Extracted records
....
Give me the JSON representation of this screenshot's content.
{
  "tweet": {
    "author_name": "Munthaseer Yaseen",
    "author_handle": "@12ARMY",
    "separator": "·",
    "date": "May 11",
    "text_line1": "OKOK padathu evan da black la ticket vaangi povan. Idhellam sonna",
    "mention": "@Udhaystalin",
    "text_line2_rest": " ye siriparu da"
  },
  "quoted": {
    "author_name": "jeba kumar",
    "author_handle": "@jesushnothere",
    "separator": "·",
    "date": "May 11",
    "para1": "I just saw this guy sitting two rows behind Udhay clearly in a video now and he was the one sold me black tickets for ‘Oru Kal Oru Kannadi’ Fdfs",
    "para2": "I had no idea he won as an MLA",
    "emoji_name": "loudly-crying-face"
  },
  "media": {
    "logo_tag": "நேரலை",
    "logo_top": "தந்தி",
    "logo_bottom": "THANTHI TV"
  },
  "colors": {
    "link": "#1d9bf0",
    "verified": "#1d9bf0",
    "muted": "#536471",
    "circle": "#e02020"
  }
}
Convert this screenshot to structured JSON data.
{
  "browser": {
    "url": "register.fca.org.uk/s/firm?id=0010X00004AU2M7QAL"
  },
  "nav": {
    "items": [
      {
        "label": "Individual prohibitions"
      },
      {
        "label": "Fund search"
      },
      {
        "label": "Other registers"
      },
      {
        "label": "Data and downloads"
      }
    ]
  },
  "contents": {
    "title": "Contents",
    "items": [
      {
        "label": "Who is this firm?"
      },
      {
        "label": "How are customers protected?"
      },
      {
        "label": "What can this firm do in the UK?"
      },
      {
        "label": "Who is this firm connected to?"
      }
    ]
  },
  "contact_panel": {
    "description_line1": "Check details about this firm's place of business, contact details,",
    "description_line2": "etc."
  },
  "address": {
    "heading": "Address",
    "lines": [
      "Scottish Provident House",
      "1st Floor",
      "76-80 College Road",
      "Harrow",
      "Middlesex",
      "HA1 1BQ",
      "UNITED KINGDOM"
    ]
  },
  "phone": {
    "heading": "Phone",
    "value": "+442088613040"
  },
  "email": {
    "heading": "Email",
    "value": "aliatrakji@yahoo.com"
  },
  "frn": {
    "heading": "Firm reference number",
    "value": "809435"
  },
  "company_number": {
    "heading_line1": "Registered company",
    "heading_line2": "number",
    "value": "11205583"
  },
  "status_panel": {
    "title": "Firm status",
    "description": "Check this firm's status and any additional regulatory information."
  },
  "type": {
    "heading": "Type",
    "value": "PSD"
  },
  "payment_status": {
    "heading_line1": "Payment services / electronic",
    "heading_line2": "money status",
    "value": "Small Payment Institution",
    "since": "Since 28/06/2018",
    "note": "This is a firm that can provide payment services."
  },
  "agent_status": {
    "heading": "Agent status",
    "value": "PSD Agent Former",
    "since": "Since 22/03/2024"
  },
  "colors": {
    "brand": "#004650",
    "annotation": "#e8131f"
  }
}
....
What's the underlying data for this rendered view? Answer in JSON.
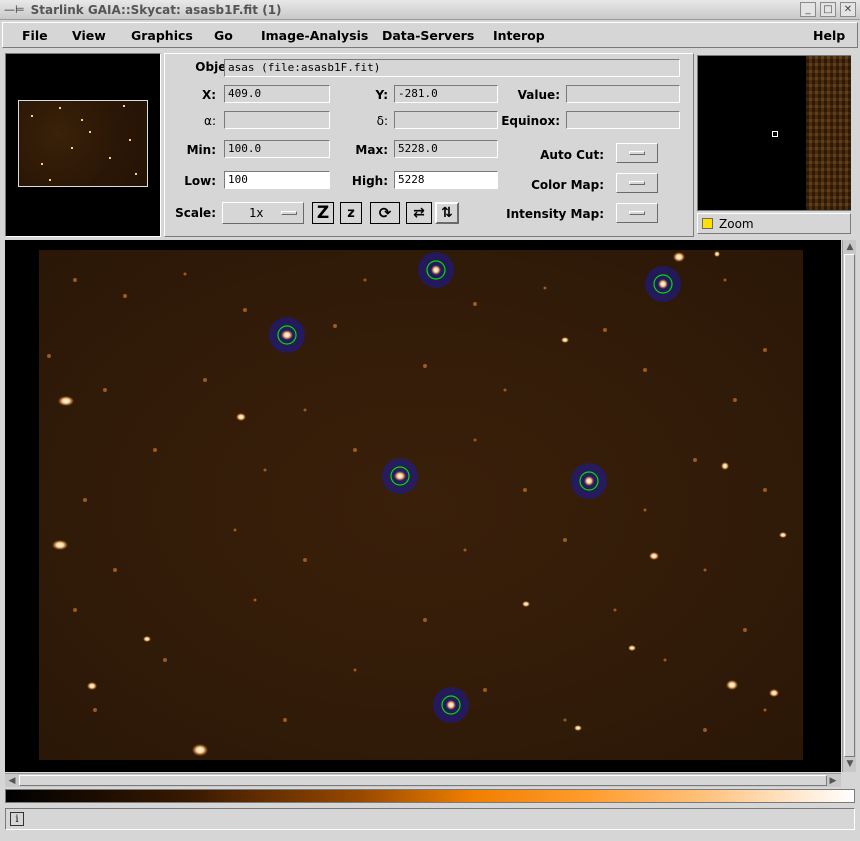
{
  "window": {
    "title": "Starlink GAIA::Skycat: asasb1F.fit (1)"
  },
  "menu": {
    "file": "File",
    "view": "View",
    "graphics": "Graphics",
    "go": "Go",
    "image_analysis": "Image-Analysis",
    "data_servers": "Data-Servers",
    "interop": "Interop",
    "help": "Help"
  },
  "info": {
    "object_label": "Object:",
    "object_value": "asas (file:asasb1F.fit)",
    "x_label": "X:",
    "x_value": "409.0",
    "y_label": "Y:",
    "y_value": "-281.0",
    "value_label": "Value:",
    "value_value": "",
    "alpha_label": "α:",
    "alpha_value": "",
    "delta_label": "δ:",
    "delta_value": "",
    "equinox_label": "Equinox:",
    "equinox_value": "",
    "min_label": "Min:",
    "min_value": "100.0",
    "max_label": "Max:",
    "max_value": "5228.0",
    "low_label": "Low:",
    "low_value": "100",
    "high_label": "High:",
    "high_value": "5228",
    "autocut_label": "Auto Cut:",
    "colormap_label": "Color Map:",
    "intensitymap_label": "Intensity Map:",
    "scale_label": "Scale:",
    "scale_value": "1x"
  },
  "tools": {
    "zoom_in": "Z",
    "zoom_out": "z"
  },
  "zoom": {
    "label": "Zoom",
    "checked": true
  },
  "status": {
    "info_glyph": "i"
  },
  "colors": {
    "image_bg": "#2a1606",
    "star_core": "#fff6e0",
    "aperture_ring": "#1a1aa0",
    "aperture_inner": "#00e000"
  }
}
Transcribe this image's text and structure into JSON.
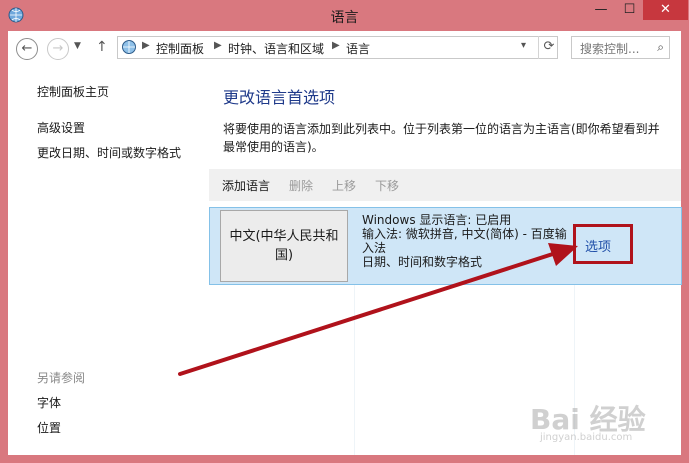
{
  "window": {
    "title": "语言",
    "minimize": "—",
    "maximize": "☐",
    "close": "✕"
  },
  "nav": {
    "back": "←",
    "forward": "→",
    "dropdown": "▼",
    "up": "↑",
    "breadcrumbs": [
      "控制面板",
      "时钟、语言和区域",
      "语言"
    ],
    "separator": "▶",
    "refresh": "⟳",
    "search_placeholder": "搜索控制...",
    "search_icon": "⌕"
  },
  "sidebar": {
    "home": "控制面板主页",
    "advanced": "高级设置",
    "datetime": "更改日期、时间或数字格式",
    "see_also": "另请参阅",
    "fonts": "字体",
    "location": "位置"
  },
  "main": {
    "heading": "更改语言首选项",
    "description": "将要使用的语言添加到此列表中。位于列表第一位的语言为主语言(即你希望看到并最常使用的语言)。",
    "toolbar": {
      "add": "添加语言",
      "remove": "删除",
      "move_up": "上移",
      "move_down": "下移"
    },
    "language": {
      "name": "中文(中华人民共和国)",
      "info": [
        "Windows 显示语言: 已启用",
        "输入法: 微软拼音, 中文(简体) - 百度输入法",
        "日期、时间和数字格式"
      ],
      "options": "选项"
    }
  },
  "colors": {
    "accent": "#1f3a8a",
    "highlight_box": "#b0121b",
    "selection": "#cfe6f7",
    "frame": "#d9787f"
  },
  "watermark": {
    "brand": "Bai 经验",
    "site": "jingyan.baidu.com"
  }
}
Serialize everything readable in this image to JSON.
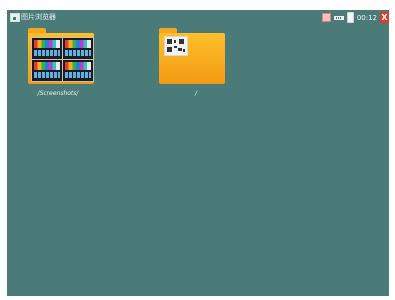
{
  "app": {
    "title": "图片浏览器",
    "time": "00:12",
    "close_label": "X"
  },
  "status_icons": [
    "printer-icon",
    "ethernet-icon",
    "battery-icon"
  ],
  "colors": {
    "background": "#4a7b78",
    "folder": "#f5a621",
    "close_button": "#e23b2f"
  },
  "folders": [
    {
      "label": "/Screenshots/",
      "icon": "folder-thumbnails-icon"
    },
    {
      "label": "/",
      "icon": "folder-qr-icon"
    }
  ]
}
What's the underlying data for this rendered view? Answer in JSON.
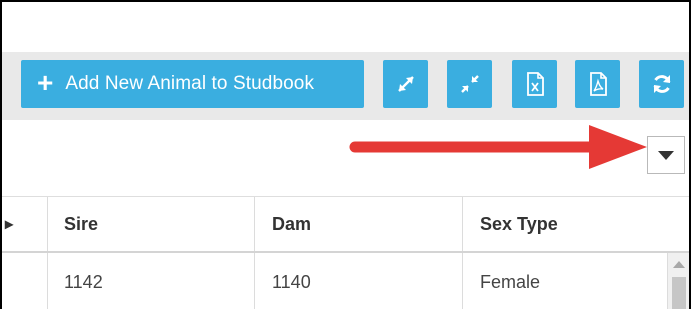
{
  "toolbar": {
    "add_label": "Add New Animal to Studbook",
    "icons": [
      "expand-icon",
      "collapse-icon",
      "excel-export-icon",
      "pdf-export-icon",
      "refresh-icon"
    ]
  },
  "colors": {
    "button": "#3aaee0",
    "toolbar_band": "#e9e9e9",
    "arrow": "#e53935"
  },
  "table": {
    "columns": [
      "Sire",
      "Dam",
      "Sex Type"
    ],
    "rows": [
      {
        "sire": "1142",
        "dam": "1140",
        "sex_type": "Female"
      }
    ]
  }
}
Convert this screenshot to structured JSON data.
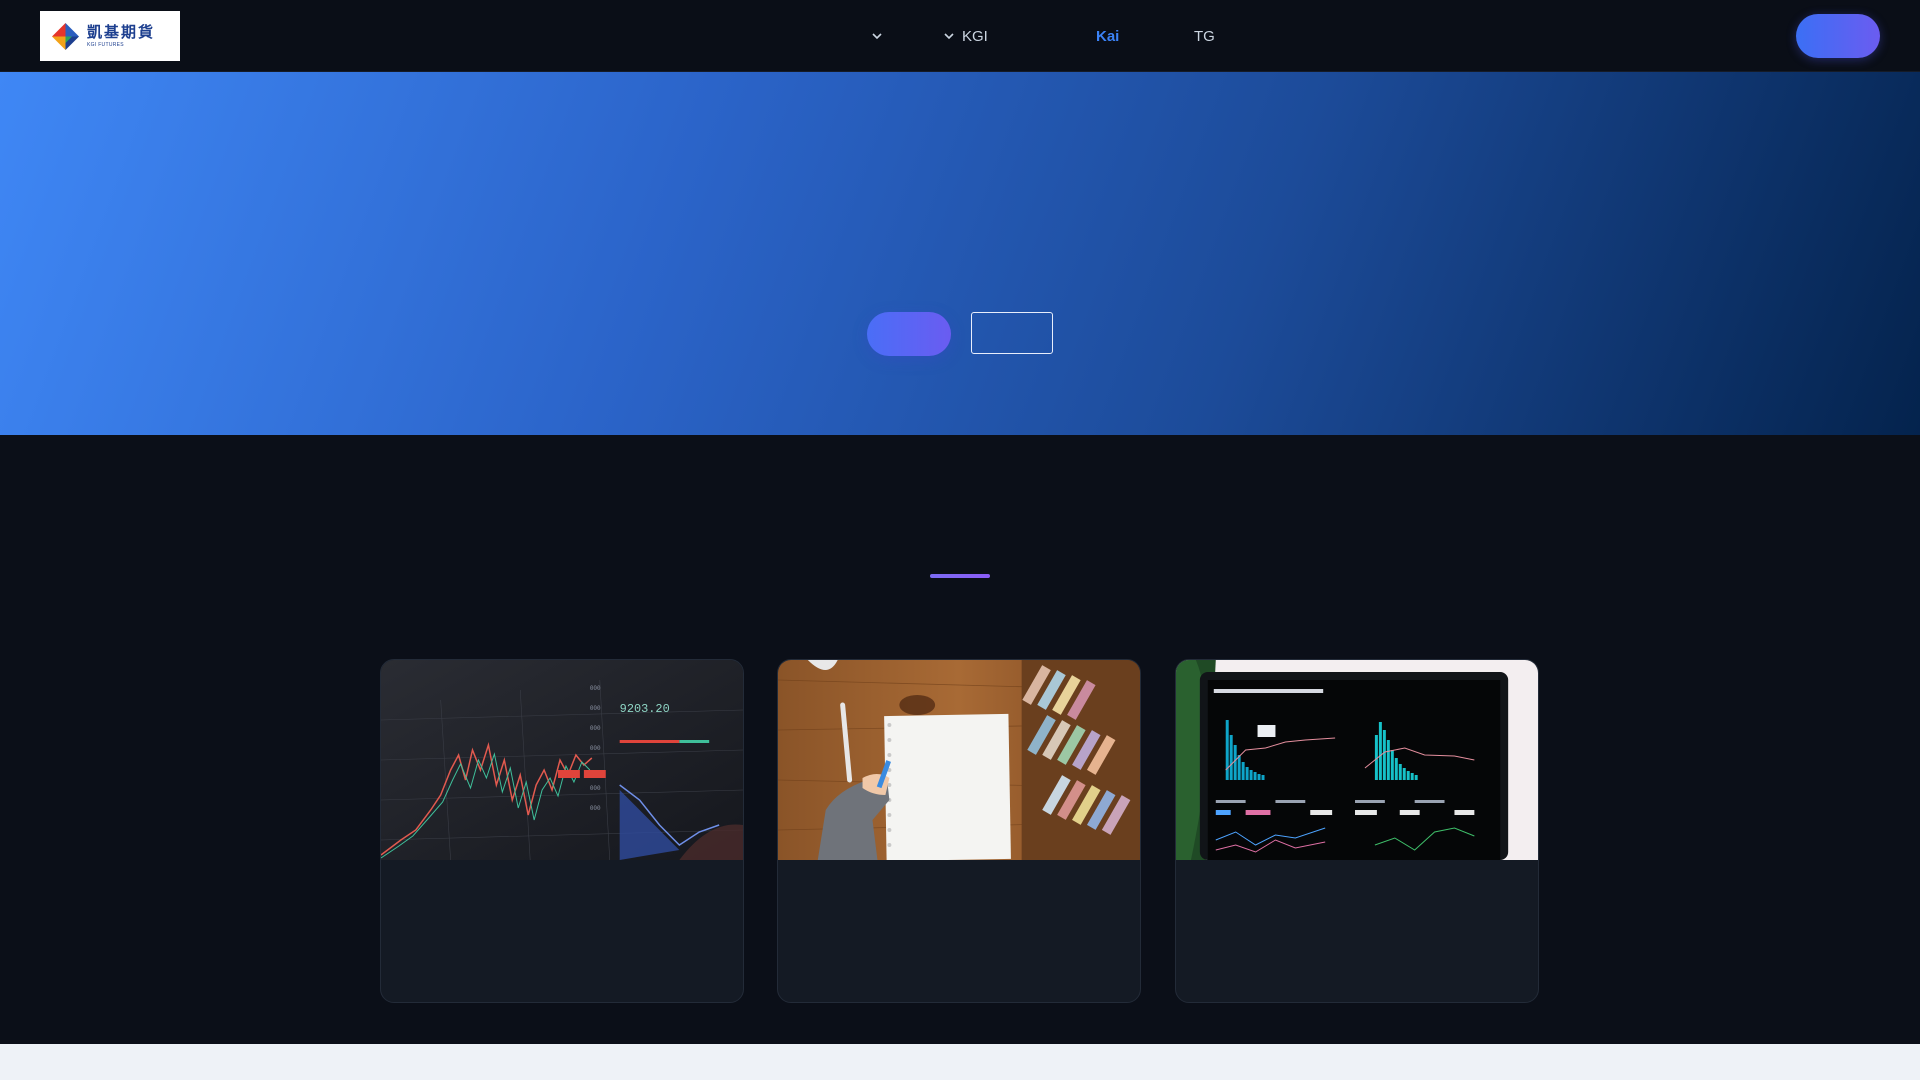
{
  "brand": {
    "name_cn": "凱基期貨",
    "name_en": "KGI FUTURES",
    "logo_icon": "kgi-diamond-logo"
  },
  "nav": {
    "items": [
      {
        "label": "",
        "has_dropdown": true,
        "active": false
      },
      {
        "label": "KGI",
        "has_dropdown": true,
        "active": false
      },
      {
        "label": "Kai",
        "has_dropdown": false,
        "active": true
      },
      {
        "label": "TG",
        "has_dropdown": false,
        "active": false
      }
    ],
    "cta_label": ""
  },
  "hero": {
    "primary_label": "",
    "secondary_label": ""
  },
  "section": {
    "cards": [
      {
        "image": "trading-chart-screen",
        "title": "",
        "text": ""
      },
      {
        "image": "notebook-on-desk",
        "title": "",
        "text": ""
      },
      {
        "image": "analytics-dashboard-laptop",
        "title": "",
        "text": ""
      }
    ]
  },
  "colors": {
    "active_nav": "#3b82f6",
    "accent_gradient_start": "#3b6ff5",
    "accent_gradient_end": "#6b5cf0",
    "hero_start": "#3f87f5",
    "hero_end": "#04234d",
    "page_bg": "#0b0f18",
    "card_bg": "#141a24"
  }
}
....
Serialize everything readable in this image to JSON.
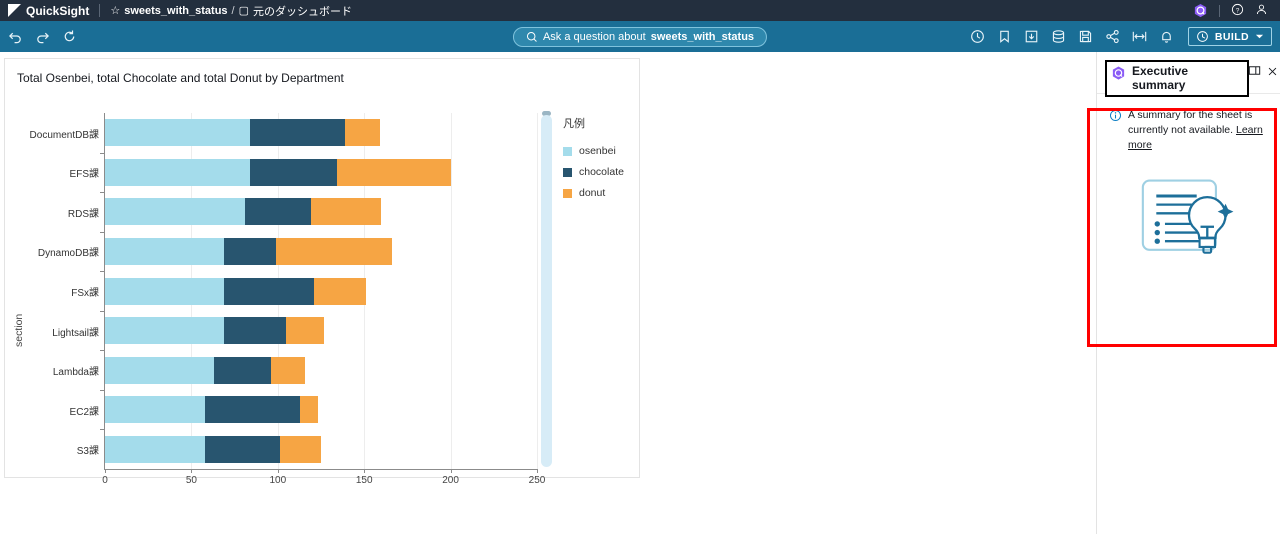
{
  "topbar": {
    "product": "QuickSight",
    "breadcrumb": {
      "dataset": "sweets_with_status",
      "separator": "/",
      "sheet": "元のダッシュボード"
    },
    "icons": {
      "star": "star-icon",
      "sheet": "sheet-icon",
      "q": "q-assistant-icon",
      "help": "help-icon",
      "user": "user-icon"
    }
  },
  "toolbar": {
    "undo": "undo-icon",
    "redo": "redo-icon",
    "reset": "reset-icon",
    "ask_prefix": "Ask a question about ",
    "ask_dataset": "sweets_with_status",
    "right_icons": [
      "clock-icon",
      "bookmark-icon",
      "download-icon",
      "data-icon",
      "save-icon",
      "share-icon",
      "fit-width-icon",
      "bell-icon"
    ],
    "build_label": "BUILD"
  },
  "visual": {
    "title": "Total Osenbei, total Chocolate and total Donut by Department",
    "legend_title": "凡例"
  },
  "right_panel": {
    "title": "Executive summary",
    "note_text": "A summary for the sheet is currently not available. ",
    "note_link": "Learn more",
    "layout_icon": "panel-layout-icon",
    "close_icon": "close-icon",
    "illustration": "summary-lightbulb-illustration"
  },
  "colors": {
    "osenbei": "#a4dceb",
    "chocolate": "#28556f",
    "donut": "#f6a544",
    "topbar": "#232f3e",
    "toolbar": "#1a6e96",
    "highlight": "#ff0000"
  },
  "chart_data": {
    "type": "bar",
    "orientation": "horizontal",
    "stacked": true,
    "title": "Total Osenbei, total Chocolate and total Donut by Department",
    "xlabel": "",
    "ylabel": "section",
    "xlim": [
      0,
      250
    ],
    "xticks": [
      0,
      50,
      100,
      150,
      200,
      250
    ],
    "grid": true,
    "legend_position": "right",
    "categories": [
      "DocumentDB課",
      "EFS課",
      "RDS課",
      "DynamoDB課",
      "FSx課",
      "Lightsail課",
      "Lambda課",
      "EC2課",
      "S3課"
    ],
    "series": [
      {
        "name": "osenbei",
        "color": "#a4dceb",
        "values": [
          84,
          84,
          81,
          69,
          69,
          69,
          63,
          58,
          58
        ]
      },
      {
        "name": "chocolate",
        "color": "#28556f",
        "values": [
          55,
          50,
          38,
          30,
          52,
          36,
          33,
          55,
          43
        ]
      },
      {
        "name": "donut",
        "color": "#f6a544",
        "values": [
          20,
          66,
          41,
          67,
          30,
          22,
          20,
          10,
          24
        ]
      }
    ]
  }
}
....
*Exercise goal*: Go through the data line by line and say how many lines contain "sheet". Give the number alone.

*Task output*: 3